EXERCISE DESCRIPTION
Retype the records in full, exactly as they stand.

*** EXTRACTED RECORDS Section Begins ***

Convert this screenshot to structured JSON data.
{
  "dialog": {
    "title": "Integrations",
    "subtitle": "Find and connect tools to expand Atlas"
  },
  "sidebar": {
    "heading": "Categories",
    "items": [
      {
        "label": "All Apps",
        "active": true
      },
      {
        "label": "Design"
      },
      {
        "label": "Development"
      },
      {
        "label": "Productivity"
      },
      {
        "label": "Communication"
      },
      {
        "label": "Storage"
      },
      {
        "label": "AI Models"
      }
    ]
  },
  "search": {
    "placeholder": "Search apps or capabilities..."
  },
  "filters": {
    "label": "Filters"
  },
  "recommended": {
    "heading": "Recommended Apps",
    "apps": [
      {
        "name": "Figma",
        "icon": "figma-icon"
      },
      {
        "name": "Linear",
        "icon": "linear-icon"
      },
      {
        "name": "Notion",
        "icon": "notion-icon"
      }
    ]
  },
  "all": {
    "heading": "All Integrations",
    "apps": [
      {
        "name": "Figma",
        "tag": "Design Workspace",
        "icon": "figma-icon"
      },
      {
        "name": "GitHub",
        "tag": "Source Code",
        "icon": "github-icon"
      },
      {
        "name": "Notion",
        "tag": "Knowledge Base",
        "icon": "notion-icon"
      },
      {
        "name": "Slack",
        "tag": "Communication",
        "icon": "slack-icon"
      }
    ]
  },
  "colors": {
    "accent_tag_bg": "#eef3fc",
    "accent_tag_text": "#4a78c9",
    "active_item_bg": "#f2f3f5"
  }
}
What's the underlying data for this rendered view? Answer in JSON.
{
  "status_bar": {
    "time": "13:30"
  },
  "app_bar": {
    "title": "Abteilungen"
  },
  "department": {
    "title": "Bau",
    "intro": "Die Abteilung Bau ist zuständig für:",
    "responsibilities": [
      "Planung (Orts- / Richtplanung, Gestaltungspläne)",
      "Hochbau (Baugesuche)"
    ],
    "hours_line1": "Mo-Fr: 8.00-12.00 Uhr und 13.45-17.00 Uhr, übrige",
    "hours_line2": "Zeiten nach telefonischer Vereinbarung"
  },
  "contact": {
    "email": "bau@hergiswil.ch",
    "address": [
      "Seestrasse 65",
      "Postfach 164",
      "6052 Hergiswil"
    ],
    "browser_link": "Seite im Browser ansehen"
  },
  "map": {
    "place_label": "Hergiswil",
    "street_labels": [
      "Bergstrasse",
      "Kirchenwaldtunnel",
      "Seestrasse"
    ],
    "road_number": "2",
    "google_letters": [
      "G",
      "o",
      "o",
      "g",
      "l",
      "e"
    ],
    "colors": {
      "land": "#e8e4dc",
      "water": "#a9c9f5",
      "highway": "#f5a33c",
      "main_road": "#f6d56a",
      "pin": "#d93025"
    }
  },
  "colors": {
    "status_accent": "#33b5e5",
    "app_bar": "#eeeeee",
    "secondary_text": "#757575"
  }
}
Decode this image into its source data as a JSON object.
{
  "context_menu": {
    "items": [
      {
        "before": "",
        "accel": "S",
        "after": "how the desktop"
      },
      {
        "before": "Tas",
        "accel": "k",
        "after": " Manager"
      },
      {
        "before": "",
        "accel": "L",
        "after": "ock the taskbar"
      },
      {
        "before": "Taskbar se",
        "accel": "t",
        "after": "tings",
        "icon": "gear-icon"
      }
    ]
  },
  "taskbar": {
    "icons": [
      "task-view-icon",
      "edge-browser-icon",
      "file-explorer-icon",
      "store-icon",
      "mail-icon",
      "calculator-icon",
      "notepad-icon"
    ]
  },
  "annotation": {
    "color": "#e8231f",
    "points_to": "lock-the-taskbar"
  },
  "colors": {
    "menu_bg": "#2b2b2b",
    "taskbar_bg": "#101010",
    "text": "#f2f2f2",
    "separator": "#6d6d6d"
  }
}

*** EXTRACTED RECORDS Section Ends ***

ANSWER SPACE
Convert this screenshot to structured JSON data.
{
  "dialog": {
    "title": "Integrations",
    "subtitle": "Find and connect tools to expand Atlas"
  },
  "sidebar": {
    "heading": "Categories",
    "items": [
      {
        "label": "All Apps",
        "active": true
      },
      {
        "label": "Design"
      },
      {
        "label": "Development"
      },
      {
        "label": "Productivity"
      },
      {
        "label": "Communication"
      },
      {
        "label": "Storage"
      },
      {
        "label": "AI Models"
      }
    ]
  },
  "search": {
    "placeholder": "Search apps or capabilities..."
  },
  "filters": {
    "label": "Filters"
  },
  "recommended": {
    "heading": "Recommended Apps",
    "apps": [
      {
        "name": "Figma",
        "icon": "figma-icon"
      },
      {
        "name": "Linear",
        "icon": "linear-icon"
      },
      {
        "name": "Notion",
        "icon": "notion-icon"
      }
    ]
  },
  "all": {
    "heading": "All Integrations",
    "apps": [
      {
        "name": "Figma",
        "tag": "Design Workspace",
        "icon": "figma-icon"
      },
      {
        "name": "GitHub",
        "tag": "Source Code",
        "icon": "github-icon"
      },
      {
        "name": "Notion",
        "tag": "Knowledge Base",
        "icon": "notion-icon"
      },
      {
        "name": "Slack",
        "tag": "Communication",
        "icon": "slack-icon"
      }
    ]
  },
  "colors": {
    "accent_tag_bg": "#eef3fc",
    "accent_tag_text": "#4a78c9",
    "active_item_bg": "#f2f3f5"
  }
}
What's the underlying data for this rendered view? Answer in JSON.
{
  "status_bar": {
    "time": "13:30"
  },
  "app_bar": {
    "title": "Abteilungen"
  },
  "department": {
    "title": "Bau",
    "intro": "Die Abteilung Bau ist zuständig für:",
    "responsibilities": [
      "Planung (Orts- / Richtplanung, Gestaltungspläne)",
      "Hochbau (Baugesuche)"
    ],
    "hours_line1": "Mo-Fr: 8.00-12.00 Uhr und 13.45-17.00 Uhr, übrige",
    "hours_line2": "Zeiten nach telefonischer Vereinbarung"
  },
  "contact": {
    "email": "bau@hergiswil.ch",
    "address": [
      "Seestrasse 65",
      "Postfach 164",
      "6052 Hergiswil"
    ],
    "browser_link": "Seite im Browser ansehen"
  },
  "map": {
    "place_label": "Hergiswil",
    "street_labels": [
      "Bergstrasse",
      "Kirchenwaldtunnel",
      "Seestrasse"
    ],
    "road_number": "2",
    "google_letters": [
      "G",
      "o",
      "o",
      "g",
      "l",
      "e"
    ],
    "colors": {
      "land": "#e8e4dc",
      "water": "#a9c9f5",
      "highway": "#f5a33c",
      "main_road": "#f6d56a",
      "pin": "#d93025"
    }
  },
  "colors": {
    "status_accent": "#33b5e5",
    "app_bar": "#eeeeee",
    "secondary_text": "#757575"
  }
}
Decode this image into its source data as a JSON object.
{
  "context_menu": {
    "items": [
      {
        "before": "",
        "accel": "S",
        "after": "how the desktop"
      },
      {
        "before": "Tas",
        "accel": "k",
        "after": " Manager"
      },
      {
        "before": "",
        "accel": "L",
        "after": "ock the taskbar"
      },
      {
        "before": "Taskbar se",
        "accel": "t",
        "after": "tings",
        "icon": "gear-icon"
      }
    ]
  },
  "taskbar": {
    "icons": [
      "task-view-icon",
      "edge-browser-icon",
      "file-explorer-icon",
      "store-icon",
      "mail-icon",
      "calculator-icon",
      "notepad-icon"
    ]
  },
  "annotation": {
    "color": "#e8231f",
    "points_to": "lock-the-taskbar"
  },
  "colors": {
    "menu_bg": "#2b2b2b",
    "taskbar_bg": "#101010",
    "text": "#f2f2f2",
    "separator": "#6d6d6d"
  }
}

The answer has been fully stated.